INSTRUCTIONS FOR THE TASK — Write out each record again exactly as it stands.

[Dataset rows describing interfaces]
--------------------

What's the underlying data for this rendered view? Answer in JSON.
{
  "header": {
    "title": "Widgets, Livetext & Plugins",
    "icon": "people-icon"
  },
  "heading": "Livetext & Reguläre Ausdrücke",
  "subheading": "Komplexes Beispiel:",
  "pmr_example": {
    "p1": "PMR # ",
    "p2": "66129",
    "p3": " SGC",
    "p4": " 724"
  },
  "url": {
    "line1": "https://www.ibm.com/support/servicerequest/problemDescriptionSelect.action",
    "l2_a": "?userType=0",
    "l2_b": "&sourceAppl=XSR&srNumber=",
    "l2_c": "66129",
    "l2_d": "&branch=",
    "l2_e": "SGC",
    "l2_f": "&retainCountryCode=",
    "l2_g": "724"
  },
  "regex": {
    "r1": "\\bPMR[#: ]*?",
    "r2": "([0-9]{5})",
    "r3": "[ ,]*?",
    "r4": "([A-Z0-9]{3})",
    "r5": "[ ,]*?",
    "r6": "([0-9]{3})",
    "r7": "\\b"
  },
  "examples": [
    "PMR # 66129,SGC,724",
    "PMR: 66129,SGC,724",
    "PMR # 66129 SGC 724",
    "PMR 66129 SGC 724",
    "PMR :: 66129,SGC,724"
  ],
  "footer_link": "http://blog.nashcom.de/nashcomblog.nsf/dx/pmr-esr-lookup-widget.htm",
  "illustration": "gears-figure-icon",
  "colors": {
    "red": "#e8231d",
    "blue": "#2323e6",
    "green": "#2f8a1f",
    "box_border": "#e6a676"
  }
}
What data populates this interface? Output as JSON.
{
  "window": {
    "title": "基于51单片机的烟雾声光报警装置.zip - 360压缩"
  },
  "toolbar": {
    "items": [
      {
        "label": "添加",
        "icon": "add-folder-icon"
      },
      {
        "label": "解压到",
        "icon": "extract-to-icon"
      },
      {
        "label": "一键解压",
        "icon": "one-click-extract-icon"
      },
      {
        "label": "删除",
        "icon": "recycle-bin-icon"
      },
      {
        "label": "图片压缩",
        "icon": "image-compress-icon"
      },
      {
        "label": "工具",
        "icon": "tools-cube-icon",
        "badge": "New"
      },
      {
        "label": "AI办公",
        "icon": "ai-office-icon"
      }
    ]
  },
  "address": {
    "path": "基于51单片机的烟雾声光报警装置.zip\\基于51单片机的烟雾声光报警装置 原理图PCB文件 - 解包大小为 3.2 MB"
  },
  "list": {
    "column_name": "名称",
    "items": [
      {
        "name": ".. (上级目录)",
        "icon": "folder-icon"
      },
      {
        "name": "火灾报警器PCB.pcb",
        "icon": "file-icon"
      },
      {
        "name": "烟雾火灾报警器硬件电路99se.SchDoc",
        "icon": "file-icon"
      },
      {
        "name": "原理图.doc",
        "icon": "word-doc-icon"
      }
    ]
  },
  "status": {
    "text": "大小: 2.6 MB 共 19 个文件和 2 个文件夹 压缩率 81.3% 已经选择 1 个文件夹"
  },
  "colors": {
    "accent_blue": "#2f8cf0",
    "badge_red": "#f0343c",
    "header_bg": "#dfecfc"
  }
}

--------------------

RESULT OF THIS TASK —
What's the underlying data for this rendered view? Answer in JSON.
{
  "header": {
    "title": "Widgets, Livetext & Plugins",
    "icon": "people-icon"
  },
  "heading": "Livetext & Reguläre Ausdrücke",
  "subheading": "Komplexes Beispiel:",
  "pmr_example": {
    "p1": "PMR # ",
    "p2": "66129",
    "p3": " SGC",
    "p4": " 724"
  },
  "url": {
    "line1": "https://www.ibm.com/support/servicerequest/problemDescriptionSelect.action",
    "l2_a": "?userType=0",
    "l2_b": "&sourceAppl=XSR&srNumber=",
    "l2_c": "66129",
    "l2_d": "&branch=",
    "l2_e": "SGC",
    "l2_f": "&retainCountryCode=",
    "l2_g": "724"
  },
  "regex": {
    "r1": "\\bPMR[#: ]*?",
    "r2": "([0-9]{5})",
    "r3": "[ ,]*?",
    "r4": "([A-Z0-9]{3})",
    "r5": "[ ,]*?",
    "r6": "([0-9]{3})",
    "r7": "\\b"
  },
  "examples": [
    "PMR # 66129,SGC,724",
    "PMR: 66129,SGC,724",
    "PMR # 66129 SGC 724",
    "PMR 66129 SGC 724",
    "PMR :: 66129,SGC,724"
  ],
  "footer_link": "http://blog.nashcom.de/nashcomblog.nsf/dx/pmr-esr-lookup-widget.htm",
  "illustration": "gears-figure-icon",
  "colors": {
    "red": "#e8231d",
    "blue": "#2323e6",
    "green": "#2f8a1f",
    "box_border": "#e6a676"
  }
}
What data populates this interface? Output as JSON.
{
  "window": {
    "title": "基于51单片机的烟雾声光报警装置.zip - 360压缩"
  },
  "toolbar": {
    "items": [
      {
        "label": "添加",
        "icon": "add-folder-icon"
      },
      {
        "label": "解压到",
        "icon": "extract-to-icon"
      },
      {
        "label": "一键解压",
        "icon": "one-click-extract-icon"
      },
      {
        "label": "删除",
        "icon": "recycle-bin-icon"
      },
      {
        "label": "图片压缩",
        "icon": "image-compress-icon"
      },
      {
        "label": "工具",
        "icon": "tools-cube-icon",
        "badge": "New"
      },
      {
        "label": "AI办公",
        "icon": "ai-office-icon"
      }
    ]
  },
  "address": {
    "path": "基于51单片机的烟雾声光报警装置.zip\\基于51单片机的烟雾声光报警装置 原理图PCB文件 - 解包大小为 3.2 MB"
  },
  "list": {
    "column_name": "名称",
    "items": [
      {
        "name": ".. (上级目录)",
        "icon": "folder-icon"
      },
      {
        "name": "火灾报警器PCB.pcb",
        "icon": "file-icon"
      },
      {
        "name": "烟雾火灾报警器硬件电路99se.SchDoc",
        "icon": "file-icon"
      },
      {
        "name": "原理图.doc",
        "icon": "word-doc-icon"
      }
    ]
  },
  "status": {
    "text": "大小: 2.6 MB 共 19 个文件和 2 个文件夹 压缩率 81.3% 已经选择 1 个文件夹"
  },
  "colors": {
    "accent_blue": "#2f8cf0",
    "badge_red": "#f0343c",
    "header_bg": "#dfecfc"
  }
}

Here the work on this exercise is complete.